Gender Pay Gap Reporting Obligations in Force from April


5 mins

Posted on 08 Dec 2016

The Government has published revised draft regulations which will require larger private and voluntary sector employers in England, Wales and Scotland to report on their gender pay gap. 

Subject to Parliamentary approval, the Regulations will come into force on 6 April 2017 and employers will have to publish their first report no later than 4 April 2018.

Employers employing 250 or more employees will have to publish details of:

  • the difference in mean and median hourly pay between men and women
  • the difference in mean and median bonus pay between men and women
  • the proportion of male and female employees that received a bonus
  • the proportion of men and women in each pay quartile.

Employers will have to publish the information, and a written statement confirming its accuracy, on their UK website, make it available for three years and upload copies on to a Government sponsored website. 

The draft regulations address a number of concerns identified in the previous version published for consultation back in February 2016.

What has been changed/clarified?

  • The snapshot date has changed from 30 April to 5 April. This is the date used for assessing whether the employer meets the 250 employee threshold. It is also the date used for capturing pay data. So employers must use the pay data for the payroll period (for example, a week or a month) which includes 5 April.
  • The Government has clarified that when working out whether an employer employs 250 or more employees, it is not just employees employed under a contract of employment that count. It includes those employed under a contract of apprenticeship and anyone whose contract requires them to carry out work personally. It therefore includes workers, LLP members and self-employed contractors (unless they are to subcontract any part of their work or employ staff to provide the service). Each employer is assessed separately so there is no need to aggregate employees across a group of companies. However, employers will not have to report on the pay of partners and LLP members.
  • When calculating the difference in mean and median rates of pay, employees who are not receiving full pay, for example because they are on maternity, other parental leave or sick leave must be excluded. This addresses the concern that pay gap figures will be skewed if an employer has a lot of female employees on maternity leave on the snapshot date.
  • Where an employee is paid a bonus in the payroll period that includes 5 April, employers should only include a portion of the bonus which is proportionate to the payroll period. So for a monthly paid employee who receives an annual bonus in their April pay packet, the employer should only include 1/12 of the bonus. This means that the payment of bonuses will not distort the figures for the mean and median pay gap. The regulations also make it clear that bonuses awarded as securities, securities options and interests in securities are treated as paid at the point in time when they would be treated as paid for tax purposes. 
  • Employers will have to report on median bonus pay, as well as mean bonus pay. 
  • Reporting is based on an employee’s gross hourly rate of pay. The original draft regulations did not address the position of workers whose hours vary from week to week. The new regulations provide that in such cases, the employer must average out the pay over a 12 week reference period. 
  • The regulations also clarify how employers should calculate quartile pay bands for the purposes of reporting on the proportion of men and women in quartile pay bands. Employers will have to put their employees in order of their pay, from lowest to highest, and then divide the employees into four equal groups to give the lower, lower middle, upper middle and upper quartile pay bands. 
  • When compiling information relating to pay, employers will not have to include data relating to employees employed under a contract personally to do work if they do not have the data, and it is not reasonably practicable for them to obtain it. This addresses the concern that employers may face difficulty in gathering data for workers who are not on their normal payroll systems. 
  • The regulations no longer expressly limit pay reporting obligations to employees who ordinarily work in Great Britain and whose contract of employment is governed by UK legislation. However, it is likely that employers will have to report on the pay of employees working overseas if the employment relationship has a sufficiently close connection with Great Britain.
  • The Explanatory Notes indicate that a failure to comply with the Regulations will constitute an unlawful act under the Equality Act 2010, which enables the Equality and Human Rights Commission to investigate and take enforcement action. 

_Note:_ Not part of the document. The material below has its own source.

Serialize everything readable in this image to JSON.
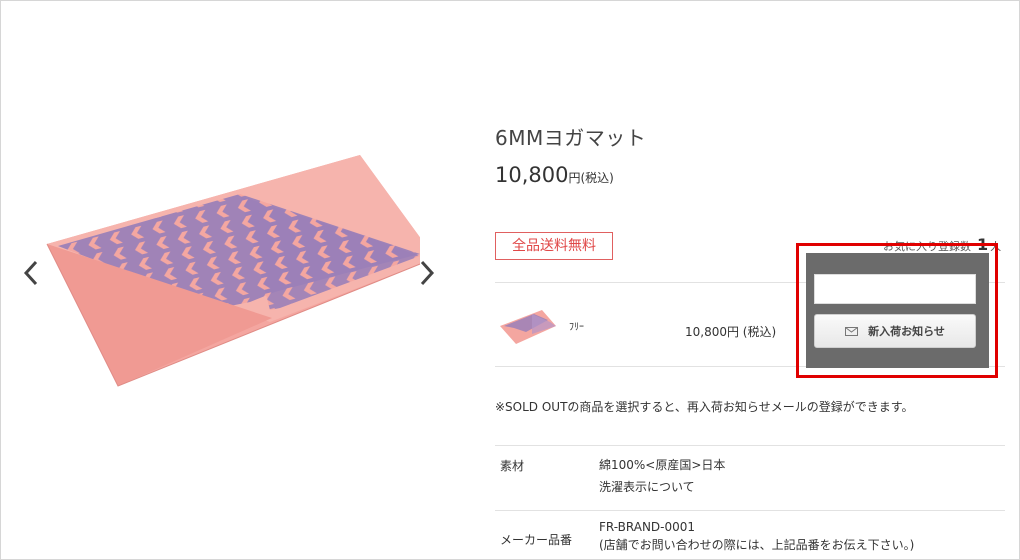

Supporting non-statutory guidance to help employers meet the regulatory requirements will be published after Parliament has approved the Regulations.  

If you would like assistance with any aspect of gender pay gap reporting please get in touch with your usual Doyle Clayton contact or email info@doyleclayton.co.uk.

The articles published on this website, current at the date of publication, are for reference purposes only. They do not constitute legal advice and should not be relied upon as such. Specific legal advice about your own circumstances should always be sought separately before taking any action.